7) We used narrowcast to broadcast. A surprising number of entrepreneurs, presumably in the search for the big play, decided to use the Internet, the ultimate narrowcasting medium, to reach the widest and most undifferentiated consumer markets imaginable. In using the WaterPik of the Internet to water the broad consumer garden, entrepreneurs bypassed the many rich demographic lodes that the Internet enabled them to mine for a fraction of the cost of the big play. Many of the big and broad consumer startups ranging from Value America to Webvan went aground on the inherent low margins and the massive marketing and infrastructure costs of such ventures.
8) The $50 million rule can kill. Many dot com casualties fell victim to the temptation to gin up business plans to meet the size criteria of the typical venture capitalist. A typical VC firm, in order to justify the time it spends on an investment, needs to dispense fire-hose amounts of cash, implying that the recipient business must be fairly big, able, say, to generate revenues of $50 million in three years (hence the $50 million rule). The resulting dynamic creates a sort of theme park of co-dependency – VCs dangle big carrots to encourage bigger thinking on the part of entrepreneurs whose DNA already is programmed for grandiosity. The sad result is that many of these inflated business plans were overfunded. They were never destined for the fifty-mil world, but would have made nice $10 million to $20 million businesses had they been more appropriately financed. In retrospect, angel investing, with its ability to funnel smaller jets of funding, would have been more appropriate for many of shoulda-been-niche plays.

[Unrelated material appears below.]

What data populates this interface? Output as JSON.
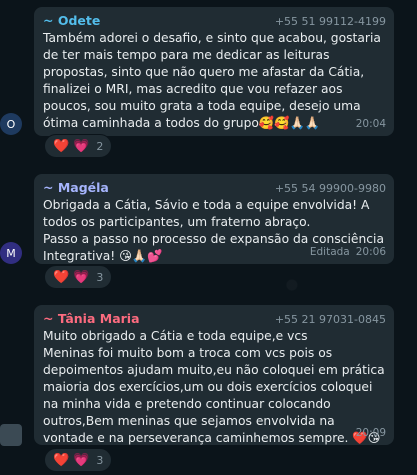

9) It’s hugely difficult to build chicken and egg simultaneously. Many of this past year’s disasters stemmed from business models that required the startup to build both a critical mass of buyers and a critical mass of sellers – and do it at the same time. Many B2B marketplaces fell into that category, as did collaborative purchasing models, rewards programs and many others. It requires huge amounts of money to create either half of the equation in a many-to-many model. Investors that want to create the next eBay had better plan to spend a lot of time and even more money to do it.
10) Prediction tools must improve. As we observed above, the biggest mistakes of the dot com bubble were mistakes of timing – of misjudging the speed and direction of development and adoption and placing investment bets accordingly. In order to avoid those mistakes in the future, we need better predictive tools to plot the speed at which new technologies will spread. Spreadsheet gymnastics by 20-something b-school graduates should not dictate our investment decisions. We can produce better predictions. We have the data – from decades of technology innovation. We have the ability to analyze the data – after all, Everett Rogers wrote “Diffusion of Innovations” 40 years ago. We have the history. The dot com bust suggests we should begin to learn from it.